“Tarzan of the Apes” captivates audience

Photo by: Jessica Chester

"Tarzan of the Apes" captivates audience Photo by: Jessica Chester

“Tarzan of the Apes” was brought to life on Tuesday, Feb. 26, during a live radio broadcast at the John W. Bardo Fine and Performing Arts Center of Western Carolina University. The mainstage production packed a large crowd of WCU students and community members, all anticipating an unforgettable experience and the story of Tarzan.

The WCU radio broadcast production team did not cease to amaze the audience during its fifth collaborative production. Director, Steve Carlisle, along with Dr. Bruce Frazier, music director, Don Connelly, writer and producer, and Dr. Brian Gastle, literary researcher, took scenes from 22 episodes of Edgar Rice Burroughs’ “Tarzan” and created a masterpiece.

“Tarzan was the first live radio broadcast I have attended,” said Ashley Busman, senior at WCU. “I did not know what to expect when I first arrived, but I’m glad I came. It was an awesome experience to see how broadcasts were originally done and they did a fantastic job.”

At 7:30, the lights when down and the auditorium was glowing in green lights shaped as leaves, giving the audience the feel of actually being on the jungle island.

Connelly opened the night by welcoming the guest and introducing Frazier and the collaborative WCU and Asheville Symphony Orchestras. Frazier directed the orchestra through five pieces of music, including Walt Disney Pictures’ “Lion King Melody” by Elton John.

“The show was exciting and a completely different venue from a typical theatrical play,” said Susan Brown-Strauss, costume director for “Tarzan of the Apes.”

Act two began with Connelly’s voice booming out into the audience narrating the back story of Tarzan’s parents and how they become stranded on the jungle island. Howard Allman, Lord Greystoke, and Stefani Cronley, Lady Greystoke, then stepped up to the microphone and into character.
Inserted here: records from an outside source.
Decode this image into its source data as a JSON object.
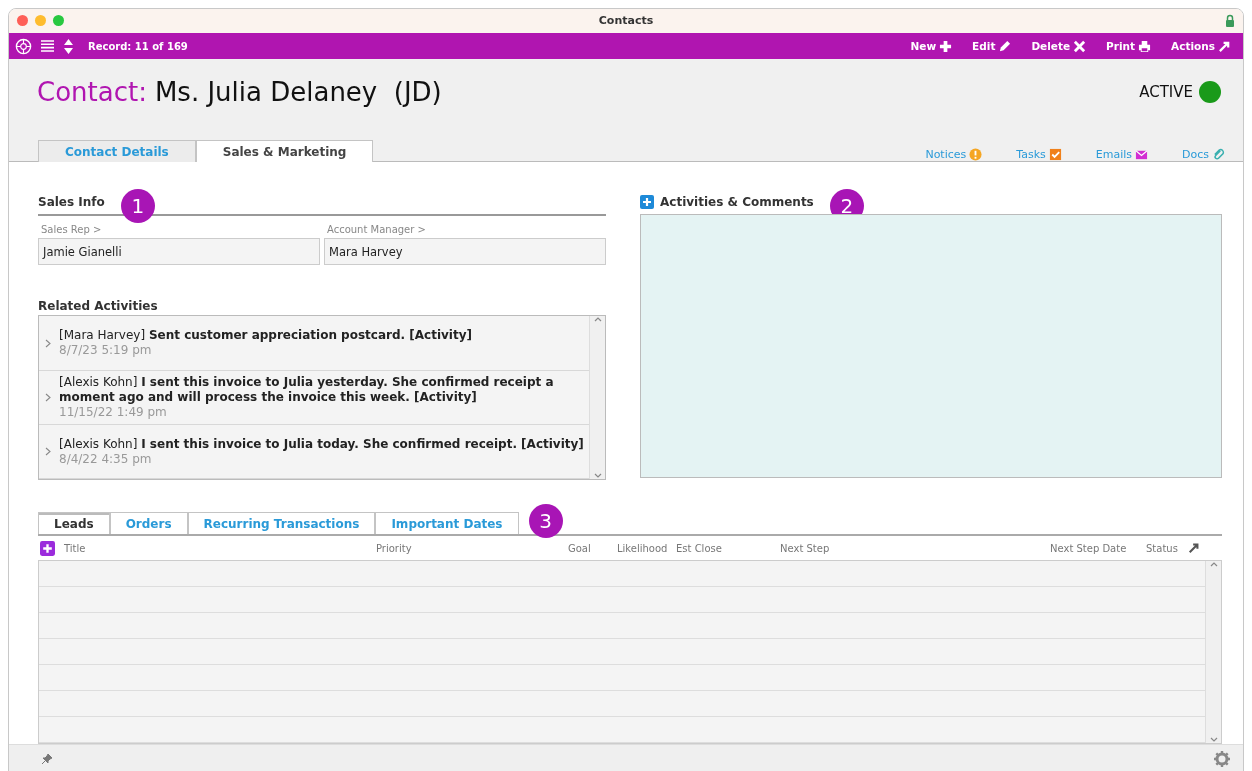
{
  "window": {
    "title": "Contacts",
    "locked": true
  },
  "toolbar": {
    "record": "Record: 11 of 169",
    "actions": [
      {
        "label": "New",
        "kind": "new"
      },
      {
        "label": "Edit",
        "kind": "edit"
      },
      {
        "label": "Delete",
        "kind": "delete"
      },
      {
        "label": "Print",
        "kind": "print"
      },
      {
        "label": "Actions",
        "kind": "actions"
      }
    ]
  },
  "header": {
    "prefix": "Contact:",
    "name": "Ms. Julia Delaney  (JD)",
    "status": "ACTIVE",
    "active": true
  },
  "tabs": [
    {
      "label": "Contact Details",
      "selected": false
    },
    {
      "label": "Sales & Marketing",
      "selected": true
    }
  ],
  "links": [
    {
      "label": "Notices",
      "kind": "notices"
    },
    {
      "label": "Tasks",
      "kind": "tasks"
    },
    {
      "label": "Emails",
      "kind": "emails"
    },
    {
      "label": "Docs",
      "kind": "docs"
    }
  ],
  "sales_info": {
    "title": "Sales Info",
    "badge": "1",
    "fields": [
      {
        "label": "Sales Rep >",
        "value": "Jamie Gianelli"
      },
      {
        "label": "Account Manager >",
        "value": "Mara Harvey"
      }
    ]
  },
  "related_activities": {
    "title": "Related Activities",
    "items": [
      {
        "text": "[Mara Harvey] **Sent customer appreciation postcard. [Activity]**",
        "date": "8/7/23  5:19 pm"
      },
      {
        "text": "[Alexis Kohn] **I sent this invoice to Julia yesterday. She confirmed receipt a moment ago and will process the invoice this week. [Activity]**",
        "date": "11/15/22  1:49 pm"
      },
      {
        "text": "[Alexis Kohn] **I sent this invoice to Julia today. She confirmed receipt. [Activity]**",
        "date": "8/4/22  4:35 pm"
      }
    ]
  },
  "activities_comments": {
    "title": "Activities & Comments",
    "badge": "2"
  },
  "bottom_tabs": [
    {
      "label": "Leads",
      "selected": true
    },
    {
      "label": "Orders",
      "selected": false
    },
    {
      "label": "Recurring Transactions",
      "selected": false
    },
    {
      "label": "Important Dates",
      "selected": false
    }
  ],
  "bottom_badge": "3",
  "table": {
    "columns": [
      "Title",
      "Priority",
      "Goal",
      "Likelihood",
      "Est Close",
      "Next Step",
      "Next Step Date",
      "Status"
    ]
  }
}
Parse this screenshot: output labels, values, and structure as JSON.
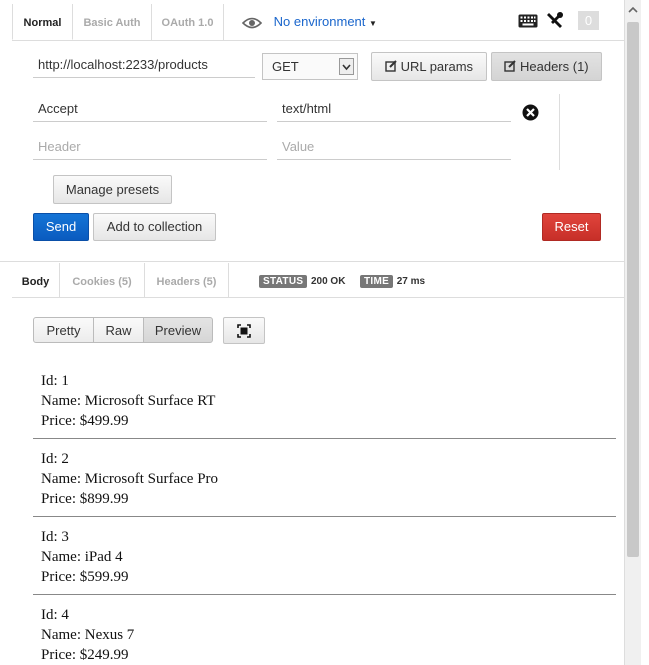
{
  "top_tabs": [
    {
      "label": "Normal",
      "active": true
    },
    {
      "label": "Basic Auth",
      "active": false
    },
    {
      "label": "OAuth 1.0",
      "active": false
    }
  ],
  "environment": {
    "label": "No environment"
  },
  "toolbar": {
    "counter": "0"
  },
  "request": {
    "url": "http://localhost:2233/products",
    "method": "GET",
    "url_params_label": "URL params",
    "headers_label": "Headers (1)"
  },
  "headers": {
    "rows": [
      {
        "key": "Accept",
        "value": "text/html"
      }
    ],
    "new_key_placeholder": "Header",
    "new_value_placeholder": "Value",
    "manage_presets_label": "Manage presets"
  },
  "actions": {
    "send_label": "Send",
    "add_to_collection_label": "Add to collection",
    "reset_label": "Reset"
  },
  "response_tabs": [
    {
      "label": "Body",
      "active": true
    },
    {
      "label": "Cookies (5)",
      "active": false
    },
    {
      "label": "Headers (5)",
      "active": false
    }
  ],
  "status": {
    "badge": "STATUS",
    "value": "200 OK"
  },
  "time": {
    "badge": "TIME",
    "value": "27 ms"
  },
  "view_modes": [
    {
      "label": "Pretty",
      "active": false
    },
    {
      "label": "Raw",
      "active": false
    },
    {
      "label": "Preview",
      "active": true
    }
  ],
  "products": [
    {
      "id": "Id: 1",
      "name": "Name: Microsoft Surface RT",
      "price": "Price: $499.99"
    },
    {
      "id": "Id: 2",
      "name": "Name: Microsoft Surface Pro",
      "price": "Price: $899.99"
    },
    {
      "id": "Id: 3",
      "name": "Name: iPad 4",
      "price": "Price: $599.99"
    },
    {
      "id": "Id: 4",
      "name": "Name: Nexus 7",
      "price": "Price: $249.99"
    }
  ],
  "colors": {
    "accent_blue": "#1a66cc",
    "send_blue": "#0a5bbf",
    "reset_red": "#d0382f",
    "badge_gray": "#777777"
  }
}
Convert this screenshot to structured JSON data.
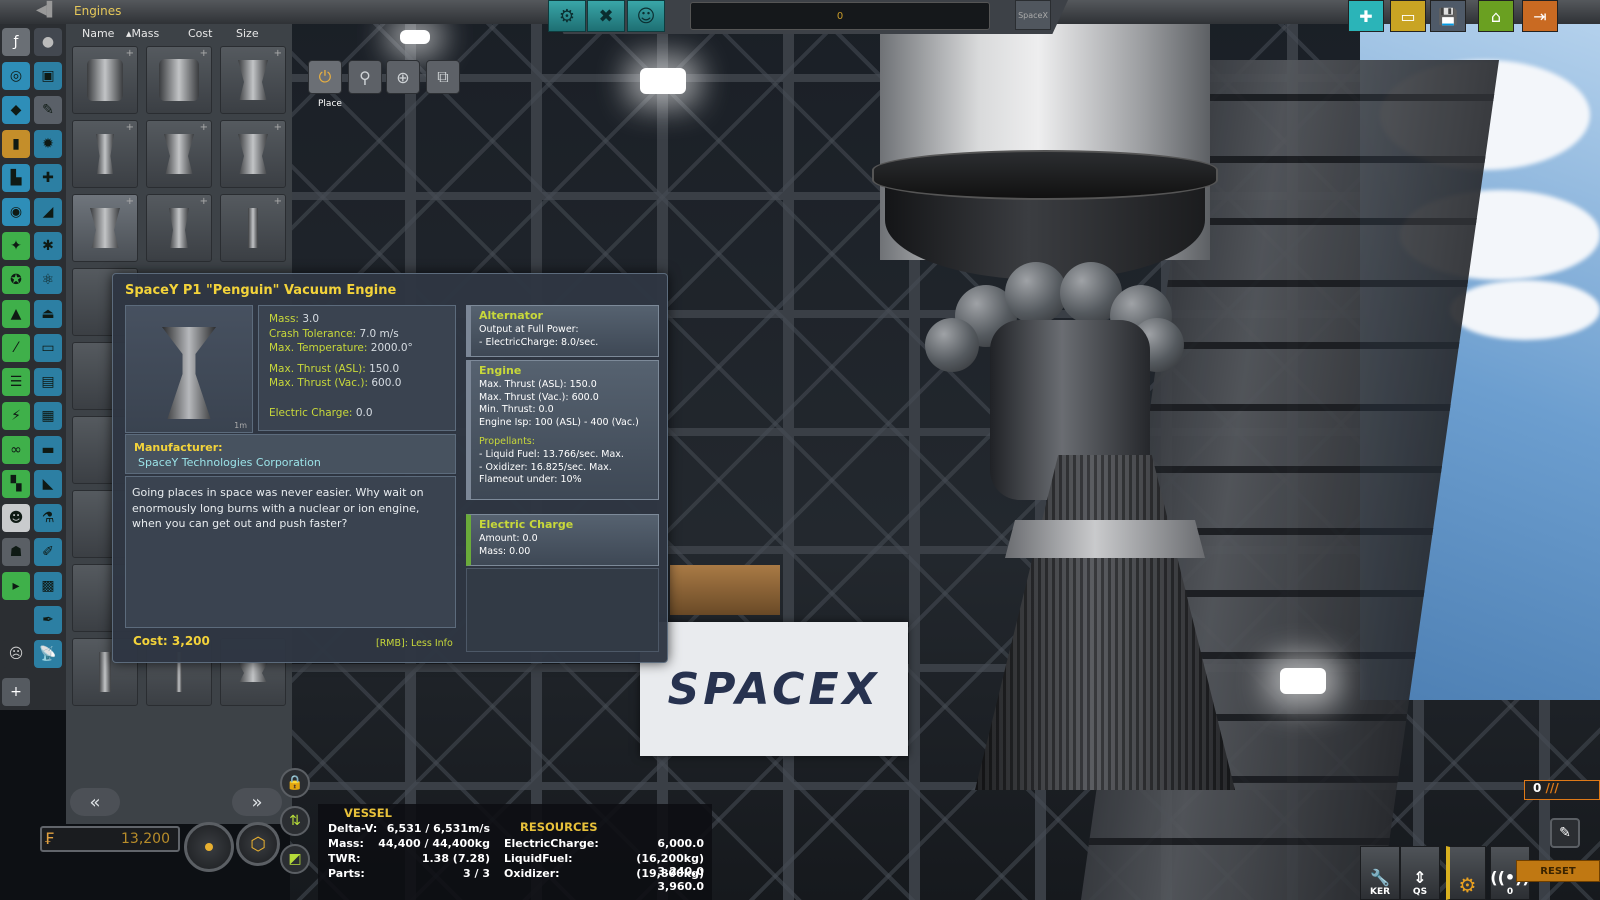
{
  "topbar": {
    "title": "Engines",
    "ship_name": "0",
    "flag_text": "SpaceX"
  },
  "sort_bar": {
    "name": "Name",
    "mass": "Mass",
    "cost": "Cost",
    "size": "Size"
  },
  "action_groups": {
    "label": "Place"
  },
  "banner": {
    "text": "SPACEX"
  },
  "tooltip": {
    "title": "SpaceY P1 \"Penguin\" Vacuum Engine",
    "scale": "1m",
    "stats": [
      {
        "label": "Mass:",
        "value": "3.0"
      },
      {
        "label": "Crash Tolerance:",
        "value": "7.0 m/s"
      },
      {
        "label": "Max. Temperature:",
        "value": "2000.0°"
      },
      {
        "label": "Max. Thrust (ASL):",
        "value": "150.0"
      },
      {
        "label": "Max. Thrust (Vac.):",
        "value": "600.0"
      },
      {
        "label": "Electric Charge:",
        "value": "0.0"
      }
    ],
    "manufacturer_label": "Manufacturer:",
    "manufacturer": "SpaceY Technologies Corporation",
    "description": "Going places in space was never easier. Why wait on enormously long burns with a nuclear or ion engine, when you can get out and push faster?",
    "cost": "Cost: 3,200",
    "rmb": "[RMB]: Less Info",
    "modules": [
      {
        "title": "Alternator",
        "lines": [
          "Output at Full Power:",
          "- ElectricCharge: 8.0/sec."
        ]
      },
      {
        "title": "Engine",
        "lines": [
          "Max. Thrust (ASL): 150.0",
          "Max. Thrust (Vac.): 600.0",
          "Min. Thrust: 0.0",
          "Engine Isp: 100 (ASL) - 400 (Vac.)"
        ],
        "sub_title": "Propellants:",
        "sub_lines": [
          "- Liquid Fuel: 13.766/sec. Max.",
          "- Oxidizer: 16.825/sec. Max.",
          "Flameout under: 10%"
        ]
      },
      {
        "title": "Electric Charge",
        "lines": [
          "Amount: 0.0",
          "Mass: 0.00"
        ]
      }
    ]
  },
  "funds": "13,200",
  "ker": {
    "vessel_header": "VESSEL",
    "resources_header": "RESOURCES",
    "vessel": [
      {
        "label": "Delta-V:",
        "value": "6,531 / 6,531m/s"
      },
      {
        "label": "Mass:",
        "value": "44,400 / 44,400kg"
      },
      {
        "label": "TWR:",
        "value": "1.38 (7.28)"
      },
      {
        "label": "Parts:",
        "value": "3 / 3"
      }
    ],
    "resources": [
      {
        "label": "ElectricCharge:",
        "value": "6,000.0"
      },
      {
        "label": "LiquidFuel:",
        "value": "(16,200kg) 3,240.0"
      },
      {
        "label": "Oxidizer:",
        "value": "(19,800kg) 3,960.0"
      }
    ]
  },
  "bottom_right": {
    "ker_label": "KER",
    "qs_label": "QS",
    "antenna_count": "0",
    "stage_count": "0",
    "reset": "RESET"
  }
}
Allman and Cronley’s performed the death of Tarzan’s parents. The tone and emotion in their voices left nothing to the audience’s imagination as to how scared the characters were in Burroughs’ original tale. Cronley let out a series of screams that shook the crowd.

“I was playing two very different characters, I had to make very specific choices with my voce in order for an audience to imagine them as two completely separate and different women,” said Cronley. “Lady Greystoke had been in the Jungle for 2 years and bore a son. I tried to make her sound not only refined but haggard and weary because of her experiences.”

Connelly, once again, narrated Tarzan’s life 20 years after his parent’s death and before he met Jane. Connelly gave the background Burroughs’ created, explaining how Tarzan could read and write but not speak English.

"Tarzan of the Apes" cast Photo by: Jessica Chester

Cronley stepped up the microphone again, this time as Jane. Cronley, along with Terry Nienhuis, Professor Porter, Patrick Hinkle, Philander, and Dave Evanoff as Clayton, described their journey to the jungle island and their encounter with pirates (portrayed by Allman, Hinkle, and Carlisle).

Tarzan, voice also by Evanoff, sees Jane and instantly falls in love with her. Tarzan made it his duty to care for Jane and love her. He loved Jane so much that he rescued her from the gorilla by fighting and killing it. Tarzan and Jane’s first interaction was passionate and heated. Jane fell in love with Tarzan.

Connelly’s narrative voice was perfect throughout the broadcast. Each character knew their lines and when to add emotion and anger and excitement. Carlisle’s direction was not taken lightly by the cast and that was apparent in the final production.

Throughout the broadcast, Frazier directed the orchestra to play original music written for the plan by Frazier. The live music along with the character’s presentation made for an amazing experience and an even better performance all around. As the audience left the auditorium, they were buzzing with excitement and pleasure.

“Tarzan was an exciting experience. This was how they did radio broadcasts in the ‘20s. That is so cool!” said Alan Youngberg, senior at WCU.